*** MATERIAL PROVIDED Section Begins ***

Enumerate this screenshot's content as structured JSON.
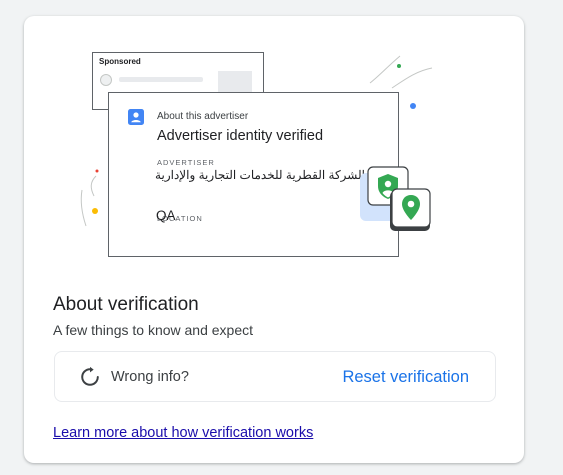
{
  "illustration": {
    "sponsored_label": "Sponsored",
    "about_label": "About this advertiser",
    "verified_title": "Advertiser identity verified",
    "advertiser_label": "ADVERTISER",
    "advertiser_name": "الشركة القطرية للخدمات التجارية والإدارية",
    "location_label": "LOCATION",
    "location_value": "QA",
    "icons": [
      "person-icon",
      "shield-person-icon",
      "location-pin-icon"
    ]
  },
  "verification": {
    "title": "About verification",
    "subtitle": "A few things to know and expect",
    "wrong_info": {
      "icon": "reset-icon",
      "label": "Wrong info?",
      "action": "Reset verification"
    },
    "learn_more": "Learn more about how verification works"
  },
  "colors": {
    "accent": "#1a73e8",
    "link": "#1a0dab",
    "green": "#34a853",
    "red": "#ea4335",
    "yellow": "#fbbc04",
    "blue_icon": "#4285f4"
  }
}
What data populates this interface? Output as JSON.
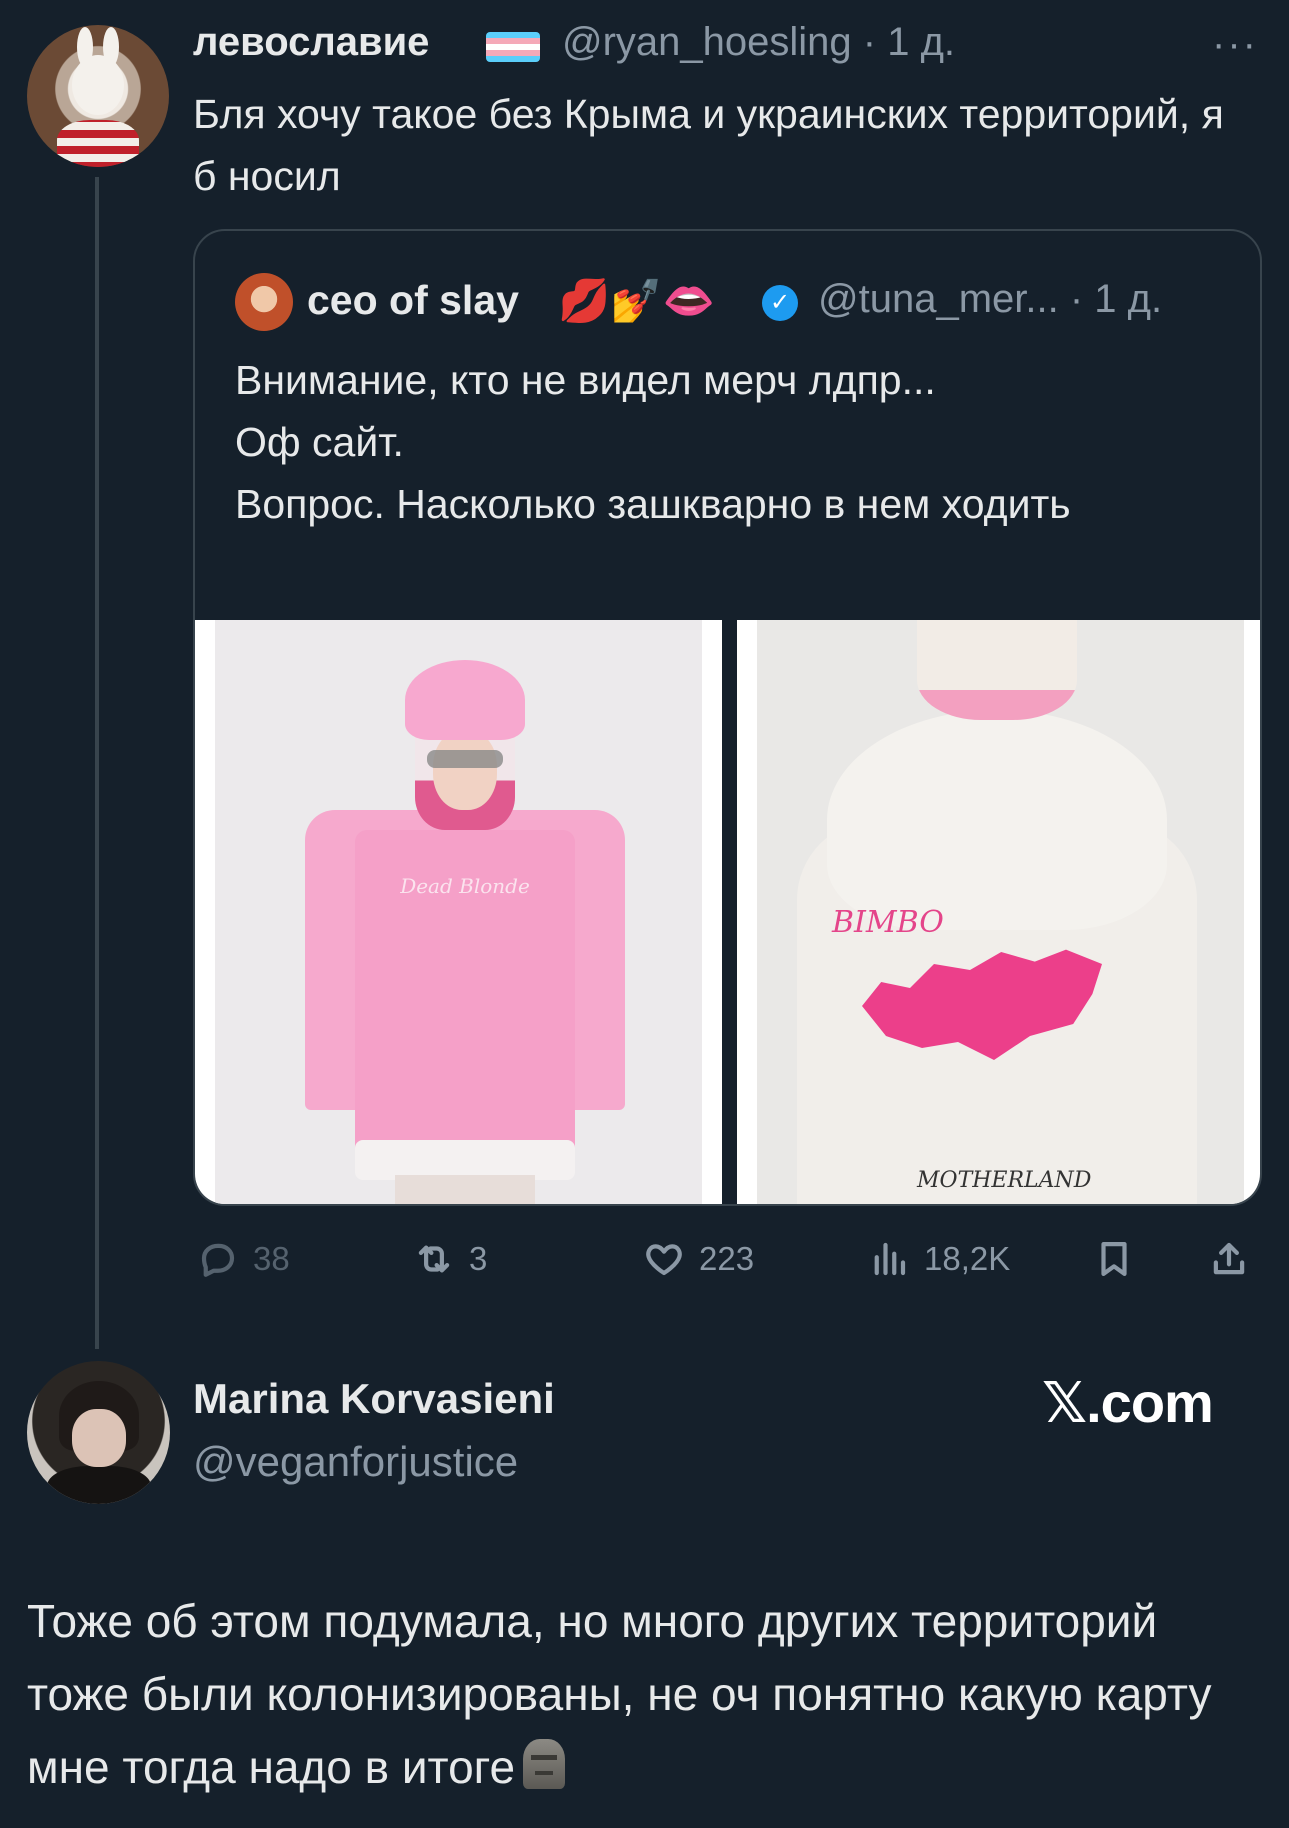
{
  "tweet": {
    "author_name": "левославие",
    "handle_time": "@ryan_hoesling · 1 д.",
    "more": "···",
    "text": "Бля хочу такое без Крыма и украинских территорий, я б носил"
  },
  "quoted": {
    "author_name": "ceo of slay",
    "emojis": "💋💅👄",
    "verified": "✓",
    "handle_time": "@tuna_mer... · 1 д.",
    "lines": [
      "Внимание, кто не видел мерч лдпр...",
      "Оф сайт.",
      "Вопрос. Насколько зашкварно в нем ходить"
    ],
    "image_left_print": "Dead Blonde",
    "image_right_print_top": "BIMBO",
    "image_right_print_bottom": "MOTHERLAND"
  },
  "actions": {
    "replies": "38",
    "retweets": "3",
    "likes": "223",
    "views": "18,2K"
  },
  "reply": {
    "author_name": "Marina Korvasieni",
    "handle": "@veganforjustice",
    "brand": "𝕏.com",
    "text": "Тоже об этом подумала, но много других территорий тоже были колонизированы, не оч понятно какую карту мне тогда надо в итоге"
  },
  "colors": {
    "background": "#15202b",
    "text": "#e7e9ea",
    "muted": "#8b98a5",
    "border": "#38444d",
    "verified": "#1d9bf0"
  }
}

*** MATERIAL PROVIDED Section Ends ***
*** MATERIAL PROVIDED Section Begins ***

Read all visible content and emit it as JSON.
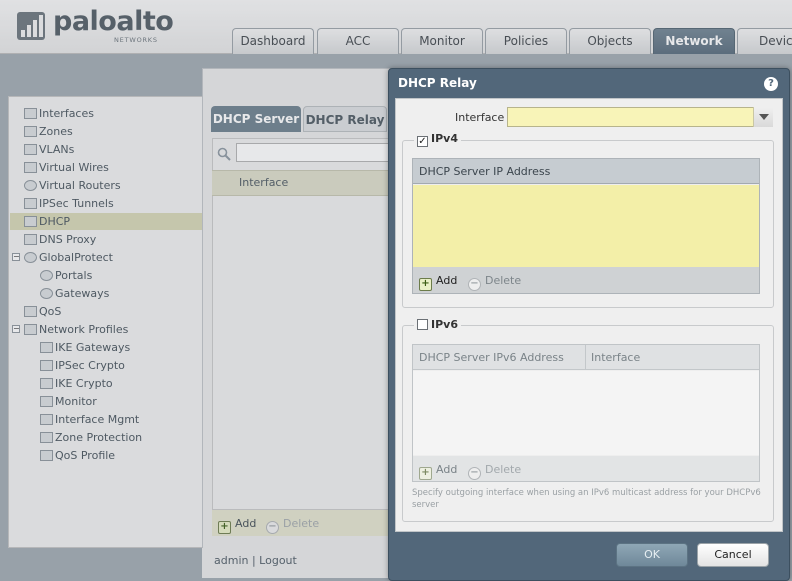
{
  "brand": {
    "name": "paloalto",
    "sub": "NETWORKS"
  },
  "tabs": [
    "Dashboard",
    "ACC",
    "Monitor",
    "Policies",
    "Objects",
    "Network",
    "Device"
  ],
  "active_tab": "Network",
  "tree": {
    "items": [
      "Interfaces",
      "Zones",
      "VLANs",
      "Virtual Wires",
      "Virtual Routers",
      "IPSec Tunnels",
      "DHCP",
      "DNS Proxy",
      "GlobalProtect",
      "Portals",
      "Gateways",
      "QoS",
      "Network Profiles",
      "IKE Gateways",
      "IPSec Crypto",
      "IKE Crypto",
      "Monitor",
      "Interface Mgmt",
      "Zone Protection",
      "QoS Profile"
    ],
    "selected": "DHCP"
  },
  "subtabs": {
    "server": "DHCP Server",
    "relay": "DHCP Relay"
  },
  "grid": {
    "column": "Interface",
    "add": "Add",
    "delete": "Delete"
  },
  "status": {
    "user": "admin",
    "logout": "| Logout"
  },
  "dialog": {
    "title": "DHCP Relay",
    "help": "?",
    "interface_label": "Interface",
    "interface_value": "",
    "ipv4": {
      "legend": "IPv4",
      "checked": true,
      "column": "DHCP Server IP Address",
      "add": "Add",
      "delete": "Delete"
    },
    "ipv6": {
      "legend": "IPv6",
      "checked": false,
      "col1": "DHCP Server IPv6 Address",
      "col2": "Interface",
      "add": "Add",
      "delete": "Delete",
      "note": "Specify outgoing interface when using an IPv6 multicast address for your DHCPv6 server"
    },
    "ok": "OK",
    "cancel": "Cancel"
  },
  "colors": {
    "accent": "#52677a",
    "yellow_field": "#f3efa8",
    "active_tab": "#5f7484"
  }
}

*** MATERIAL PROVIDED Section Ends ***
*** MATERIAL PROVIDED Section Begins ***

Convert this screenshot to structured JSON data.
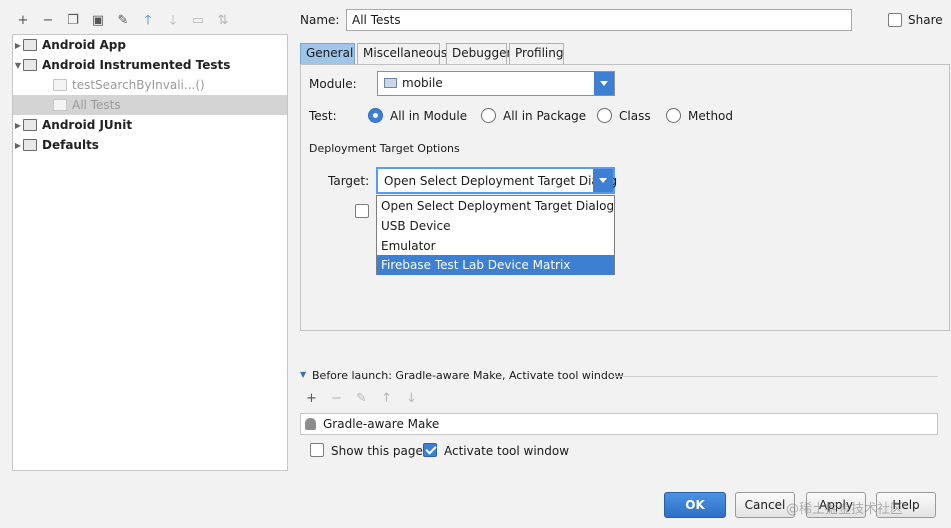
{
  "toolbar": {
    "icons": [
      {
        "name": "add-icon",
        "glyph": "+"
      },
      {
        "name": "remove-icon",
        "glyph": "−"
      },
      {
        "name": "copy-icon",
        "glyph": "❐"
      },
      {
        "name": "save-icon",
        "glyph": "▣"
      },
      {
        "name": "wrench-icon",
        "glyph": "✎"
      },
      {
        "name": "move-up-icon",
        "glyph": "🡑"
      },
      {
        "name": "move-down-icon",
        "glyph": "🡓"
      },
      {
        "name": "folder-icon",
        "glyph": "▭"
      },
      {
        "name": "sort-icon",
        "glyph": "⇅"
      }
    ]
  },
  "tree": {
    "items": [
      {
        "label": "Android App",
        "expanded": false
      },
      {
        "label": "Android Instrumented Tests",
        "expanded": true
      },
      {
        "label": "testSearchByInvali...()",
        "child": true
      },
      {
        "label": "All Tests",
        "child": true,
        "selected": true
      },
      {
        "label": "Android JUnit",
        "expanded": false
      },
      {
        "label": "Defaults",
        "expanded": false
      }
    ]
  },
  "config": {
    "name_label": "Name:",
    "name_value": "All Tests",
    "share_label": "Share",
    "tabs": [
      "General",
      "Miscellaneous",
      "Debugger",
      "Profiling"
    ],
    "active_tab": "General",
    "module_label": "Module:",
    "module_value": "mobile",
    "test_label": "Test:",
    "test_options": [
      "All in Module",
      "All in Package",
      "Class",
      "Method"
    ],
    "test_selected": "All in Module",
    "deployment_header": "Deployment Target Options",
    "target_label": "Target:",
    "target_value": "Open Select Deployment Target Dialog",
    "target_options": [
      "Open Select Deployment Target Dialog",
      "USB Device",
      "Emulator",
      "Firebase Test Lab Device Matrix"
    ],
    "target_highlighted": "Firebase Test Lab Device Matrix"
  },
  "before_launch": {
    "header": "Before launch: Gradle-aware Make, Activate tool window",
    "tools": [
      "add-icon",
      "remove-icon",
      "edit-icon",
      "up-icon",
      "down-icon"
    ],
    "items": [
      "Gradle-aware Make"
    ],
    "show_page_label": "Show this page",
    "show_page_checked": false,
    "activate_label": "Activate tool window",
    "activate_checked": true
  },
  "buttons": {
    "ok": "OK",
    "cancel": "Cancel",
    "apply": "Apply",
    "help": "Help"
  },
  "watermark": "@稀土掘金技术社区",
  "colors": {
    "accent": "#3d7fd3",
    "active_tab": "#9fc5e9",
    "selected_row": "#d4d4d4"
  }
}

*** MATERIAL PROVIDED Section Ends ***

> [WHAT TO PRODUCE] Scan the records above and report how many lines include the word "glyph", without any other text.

> [RESPONSE AREA] 9